It soon becomes apparent he has lost none of the pride or passion he brought to each of his 54 appearances for the national team, while his football brain is just as switched on as it was during a stellar playing career. At 59, he would be the ideal age for international management and he looks well on it. But it's just not for him. He was overlooked in favour of George Burley and subsequently decided he no longer had any desire to go back into the dug-out.
Even though the Scotland job is vacant once more, it seems this laddie's not for turning. "It's not for me any more, I've got a wonderful life with what I do now," he said in reference to his media work. "I only have to worry about whether I've got enough make-up on for the cameras. I don't see myself going back any time soon. Johnny Giles said to me after I got sacked at Newcastle that for two years I would be hankering to get back and after that it goes. That's what happened.
"Every job for two years, I was wondering if I should put myself in the frame. But after two years it goes. When I started at Rangers 25 years or so ago, it was old school. You could go in and vent your feelings. Now it's a very different game. Today you are the boss in name only. I don't think I'm best suited for it. The successful ones like Sir Alex [Ferguson] have evolved, to his great credit."

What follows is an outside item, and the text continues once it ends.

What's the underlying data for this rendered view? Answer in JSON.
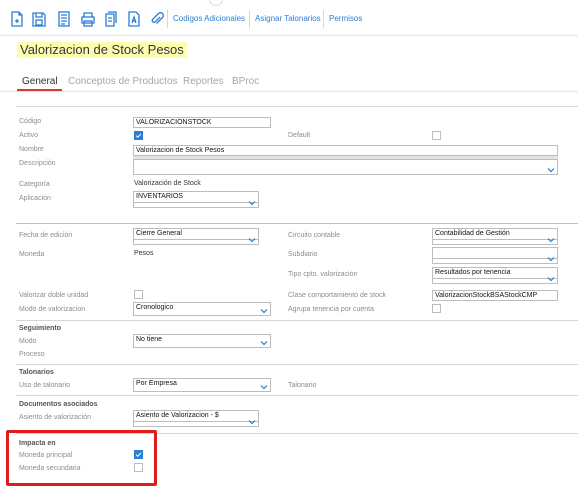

Souness, then, has kept his hand in as a much sought-after and shrewd television pundit. It allows him to keep abreast of the fluctuating fortunes of different teams, players and managers, while also giving him a platform from which to air his considered views. Opinionated without being arrogant, his is a voice usually worth listening to. When he puts forward Joe Jordan as the man he believes should be Craig Levein's successor, it seems only natural to ask him to expand on his thinking. What follows is a glowing commendation of his one-time Scotland team-mate.
"He's a solid citizen, been in and around the highest level of the game all his working life, and the timing would be perfect for him," said Souness. "He has picked up a great deal of knowledge along the way, both in his time as a manager and working with other people. And he's current; he knows what's out there. That's important.
"I think the supporters would relate to him because he's extremely passionate about the job. The vast majority may be too young to remember him as a player but he was your warrior, your perfect No. 9. Nobody enjoyed playing against him and he wore his heart on his sleeve. He's got real credibility and that would count among the players. Nobody can say to him, 'well, you've not done it'. Because he's done it more than once. He's the kind of guy who gets immediate respect in a dressing room. He's got presence, he's calm, he is extremely passionate about the game, about Scotland, and I think he ticks all the boxes. There isn't a better candidate right now."
To say things have changed somewhat on the international front since Souness was in his pomp would be something of an understatement. From reaching the World Cup finals five times in a row – "We qualified regularly and England didn't. The shoe was on the other foot and we could take the piss. And we did" – Scotland have slumped so far in recent years that they are now propping up their qualifying section with thoughts of reaching Brazil in two years' time long since gone.
It would be only natural if such a scenario put off some prospective Scotland managers but Souness doesn't believe that would be the case. "For people who want to be involved in management, Scottish people especially, it is attractive," he insisted. "We have a great tradition here. Any manager taking the job knows that, if you get a couple of good results, Hampden is going to be full every time you play.
"We have a really passionate support and that is attractive to anyone in football, because you want to work with people who are passionate. A couple of results and it will be a very different atmosphere for home games here, with the stadium full, everyone looking forward to it, and the team playing with a bit of belief."